Your goal: Each entry should be returned exactly as written, with no pictures carried over.

++++ The data

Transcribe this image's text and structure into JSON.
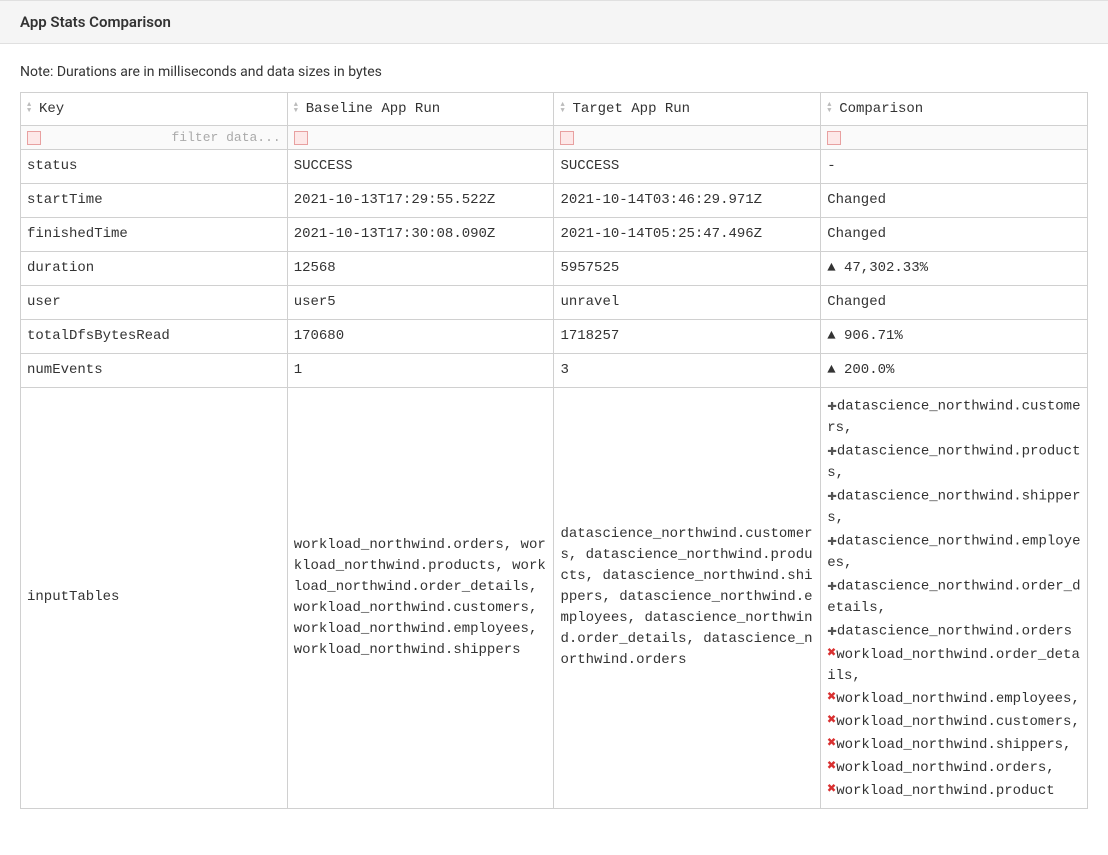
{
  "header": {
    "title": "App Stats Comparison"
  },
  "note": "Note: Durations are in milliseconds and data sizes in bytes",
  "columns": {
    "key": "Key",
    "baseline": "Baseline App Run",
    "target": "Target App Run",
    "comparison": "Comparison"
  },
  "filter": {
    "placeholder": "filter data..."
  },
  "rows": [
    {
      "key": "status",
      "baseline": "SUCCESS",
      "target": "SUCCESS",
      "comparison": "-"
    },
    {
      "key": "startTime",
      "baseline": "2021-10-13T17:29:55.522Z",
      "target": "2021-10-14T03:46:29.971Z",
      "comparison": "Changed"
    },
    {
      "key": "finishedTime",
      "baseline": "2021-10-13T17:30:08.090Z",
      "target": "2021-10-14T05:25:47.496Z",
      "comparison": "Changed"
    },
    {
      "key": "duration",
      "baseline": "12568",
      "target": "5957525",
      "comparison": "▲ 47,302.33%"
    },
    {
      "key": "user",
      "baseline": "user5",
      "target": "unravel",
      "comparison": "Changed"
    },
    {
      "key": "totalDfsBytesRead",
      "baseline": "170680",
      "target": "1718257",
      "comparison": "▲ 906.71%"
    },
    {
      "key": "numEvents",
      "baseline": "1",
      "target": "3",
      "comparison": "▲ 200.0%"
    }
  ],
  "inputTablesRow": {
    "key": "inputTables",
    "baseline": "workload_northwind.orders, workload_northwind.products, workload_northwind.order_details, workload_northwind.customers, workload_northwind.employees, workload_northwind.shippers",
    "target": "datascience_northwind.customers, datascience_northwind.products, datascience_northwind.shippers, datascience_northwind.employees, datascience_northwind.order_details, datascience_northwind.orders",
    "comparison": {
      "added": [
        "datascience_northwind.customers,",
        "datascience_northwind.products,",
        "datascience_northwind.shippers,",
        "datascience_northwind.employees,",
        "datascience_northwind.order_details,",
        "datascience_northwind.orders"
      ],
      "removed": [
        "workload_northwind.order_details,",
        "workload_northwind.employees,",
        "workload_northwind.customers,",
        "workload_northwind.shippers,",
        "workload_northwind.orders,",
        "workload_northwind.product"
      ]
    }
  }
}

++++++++

Solution to this problem:
Transcribe this image's text and structure into JSON.
{
  "header": {
    "title": "App Stats Comparison"
  },
  "note": "Note: Durations are in milliseconds and data sizes in bytes",
  "columns": {
    "key": "Key",
    "baseline": "Baseline App Run",
    "target": "Target App Run",
    "comparison": "Comparison"
  },
  "filter": {
    "placeholder": "filter data..."
  },
  "rows": [
    {
      "key": "status",
      "baseline": "SUCCESS",
      "target": "SUCCESS",
      "comparison": "-"
    },
    {
      "key": "startTime",
      "baseline": "2021-10-13T17:29:55.522Z",
      "target": "2021-10-14T03:46:29.971Z",
      "comparison": "Changed"
    },
    {
      "key": "finishedTime",
      "baseline": "2021-10-13T17:30:08.090Z",
      "target": "2021-10-14T05:25:47.496Z",
      "comparison": "Changed"
    },
    {
      "key": "duration",
      "baseline": "12568",
      "target": "5957525",
      "comparison": "▲ 47,302.33%"
    },
    {
      "key": "user",
      "baseline": "user5",
      "target": "unravel",
      "comparison": "Changed"
    },
    {
      "key": "totalDfsBytesRead",
      "baseline": "170680",
      "target": "1718257",
      "comparison": "▲ 906.71%"
    },
    {
      "key": "numEvents",
      "baseline": "1",
      "target": "3",
      "comparison": "▲ 200.0%"
    }
  ],
  "inputTablesRow": {
    "key": "inputTables",
    "baseline": "workload_northwind.orders, workload_northwind.products, workload_northwind.order_details, workload_northwind.customers, workload_northwind.employees, workload_northwind.shippers",
    "target": "datascience_northwind.customers, datascience_northwind.products, datascience_northwind.shippers, datascience_northwind.employees, datascience_northwind.order_details, datascience_northwind.orders",
    "comparison": {
      "added": [
        "datascience_northwind.customers,",
        "datascience_northwind.products,",
        "datascience_northwind.shippers,",
        "datascience_northwind.employees,",
        "datascience_northwind.order_details,",
        "datascience_northwind.orders"
      ],
      "removed": [
        "workload_northwind.order_details,",
        "workload_northwind.employees,",
        "workload_northwind.customers,",
        "workload_northwind.shippers,",
        "workload_northwind.orders,",
        "workload_northwind.product"
      ]
    }
  }
}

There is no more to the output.